The first chapter of Barbara Kingsolver’s The Bean Trees is the best opening to any novel I’ve ever read. It is hilarious, well-written, and action packed. Most importantly, it gives the reader a deep understanding of the main character, Taylor Greer. In only a few pages, I felt like I knew her. She is a little rough around the edges, yet full of compassion for the world. An underdog herself, she is going to go to bat on behalf of those in need, especially those in trouble. Taylor is the kind of person whose crazy idea you would follow unquestionably because you know her heart’s in the right place.
Since we trust Taylor Greer, we understand that she is going to adopt a three-year-old American Indian girl. This child, whose name is Turtle, comes into Taylor’s life in a completely unexpected and unorthodox way; yet we are rooting for them. Somehow we sense that they were meant to be together. Despite the strangeness of their situation, we feel in our bones that the time is right.
My wife, Ginny, and I are expecting our first child in October. One of the graces afforded to parents is time. It takes nine months for a child to develop, so we have been given time in the present to live into this future reality. We are shopping for cribs and envisioning nursery colors. There are baby showers in the works and church members lining up to baby-sit. We have been given time for dreaming, laughing, planning, and playing. Time is a gift.
A member of our community recently adopted two little children. She and her husband had waited for years. They had wondered if the time would ever come. One afternoon, she received a call from the adoption agency and in less than four hours there was a six-month-old and a two-year-old in their home. These children are gifts. These new parents are living into this reality with very little preparation and planning. Yet they trust that the time is right.

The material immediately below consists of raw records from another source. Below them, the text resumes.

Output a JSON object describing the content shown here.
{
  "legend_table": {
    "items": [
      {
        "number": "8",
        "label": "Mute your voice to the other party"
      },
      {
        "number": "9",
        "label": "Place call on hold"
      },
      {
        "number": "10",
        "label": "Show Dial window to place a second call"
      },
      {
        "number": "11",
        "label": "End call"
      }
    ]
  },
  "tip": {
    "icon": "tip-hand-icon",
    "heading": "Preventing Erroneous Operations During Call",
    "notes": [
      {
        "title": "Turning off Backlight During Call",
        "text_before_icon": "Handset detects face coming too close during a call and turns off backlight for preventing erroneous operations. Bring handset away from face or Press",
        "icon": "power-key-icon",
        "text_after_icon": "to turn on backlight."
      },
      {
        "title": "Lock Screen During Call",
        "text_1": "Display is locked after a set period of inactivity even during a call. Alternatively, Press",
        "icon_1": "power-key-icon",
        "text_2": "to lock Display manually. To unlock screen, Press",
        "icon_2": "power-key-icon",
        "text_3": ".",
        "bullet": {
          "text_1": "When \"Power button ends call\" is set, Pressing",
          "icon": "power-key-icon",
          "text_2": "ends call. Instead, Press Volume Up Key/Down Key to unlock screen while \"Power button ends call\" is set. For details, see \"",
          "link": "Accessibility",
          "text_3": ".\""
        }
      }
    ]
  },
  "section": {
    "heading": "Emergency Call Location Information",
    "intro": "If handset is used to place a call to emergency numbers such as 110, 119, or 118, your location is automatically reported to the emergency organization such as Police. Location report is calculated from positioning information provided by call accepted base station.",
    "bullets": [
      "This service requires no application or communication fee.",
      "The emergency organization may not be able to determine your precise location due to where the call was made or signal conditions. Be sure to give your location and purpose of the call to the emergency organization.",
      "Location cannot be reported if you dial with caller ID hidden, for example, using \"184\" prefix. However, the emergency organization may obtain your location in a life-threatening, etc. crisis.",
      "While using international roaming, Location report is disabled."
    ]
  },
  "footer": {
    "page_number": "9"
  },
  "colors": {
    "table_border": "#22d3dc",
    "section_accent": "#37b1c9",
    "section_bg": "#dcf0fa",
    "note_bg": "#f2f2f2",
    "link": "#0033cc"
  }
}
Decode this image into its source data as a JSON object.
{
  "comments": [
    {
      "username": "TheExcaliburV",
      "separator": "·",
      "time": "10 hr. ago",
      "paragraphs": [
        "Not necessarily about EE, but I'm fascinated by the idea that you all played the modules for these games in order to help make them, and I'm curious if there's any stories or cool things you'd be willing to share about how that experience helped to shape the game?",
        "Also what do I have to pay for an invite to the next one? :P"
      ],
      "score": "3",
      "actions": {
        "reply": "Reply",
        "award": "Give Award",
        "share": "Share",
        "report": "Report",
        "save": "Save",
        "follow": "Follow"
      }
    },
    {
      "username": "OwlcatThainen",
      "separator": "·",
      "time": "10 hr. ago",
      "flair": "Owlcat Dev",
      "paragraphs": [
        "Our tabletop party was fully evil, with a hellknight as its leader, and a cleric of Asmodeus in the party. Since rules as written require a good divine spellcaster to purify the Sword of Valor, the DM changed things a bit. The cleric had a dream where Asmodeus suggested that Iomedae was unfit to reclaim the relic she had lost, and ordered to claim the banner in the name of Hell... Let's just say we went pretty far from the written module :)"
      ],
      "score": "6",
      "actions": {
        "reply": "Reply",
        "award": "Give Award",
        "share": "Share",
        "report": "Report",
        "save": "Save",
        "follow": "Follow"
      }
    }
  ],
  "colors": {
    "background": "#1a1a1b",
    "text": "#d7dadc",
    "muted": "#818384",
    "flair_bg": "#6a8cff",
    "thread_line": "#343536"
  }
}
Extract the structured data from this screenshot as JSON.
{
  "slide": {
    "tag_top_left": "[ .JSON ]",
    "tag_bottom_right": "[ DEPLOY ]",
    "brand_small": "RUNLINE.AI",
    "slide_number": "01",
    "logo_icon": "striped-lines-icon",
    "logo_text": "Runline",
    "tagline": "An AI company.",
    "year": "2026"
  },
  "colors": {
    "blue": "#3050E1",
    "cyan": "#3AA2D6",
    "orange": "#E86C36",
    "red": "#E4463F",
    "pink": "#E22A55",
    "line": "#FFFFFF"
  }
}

In the Greek New Testament, there are two kinds of time. Chronos time is most familiar to us; it refers to the way in which we mark our days, seasons, and years. Kairos time, however, is anything but predictable; it is God’s time. It has to do with the immortal and eternal One who breaks into our fragile and finite existence. Jesus began his ministry by announcing that the “time (kairos) has been fulfilled” and the reign of God has come near (Mark 1:15). Chronos time marked the days of Jesus’ ministry, the progression from his baptism to the temptation in the wilderness and all the way to the cross. Kairos time had to do with good news he preached that was available to anyone at any moment.
Here is another way to think of the difference. Chronos time measures the nine months of pregnancy or the application process for adoption. Kairos time measures your unblinking gaze into your child’s eyes. In those eyes, the whole world seems absolutely still and yet also enormously infinite.
Time, Albert Einstein reminds us, is a human construction. It represents our perspective as a tiny planet of rock and gas, which is hurling through an expanding universe. His theory of special relativity is about chronos because it measures the movement of object in relation to the constant speed of light. Time, then, is predictable and measurable, even adjustable. We manipulate time twice a year when we fall back and spring forward an hour.
Yet Einstein also sensed something more, certainly something more mysterious. He famously said that God does not roll dice. Biblically speaking, he was referring to kairos time. As complicated as the physics of time can be, sometimes we just know that the moment is right. We may not be able to explain it, and we don’t have to. We feel it in our bones.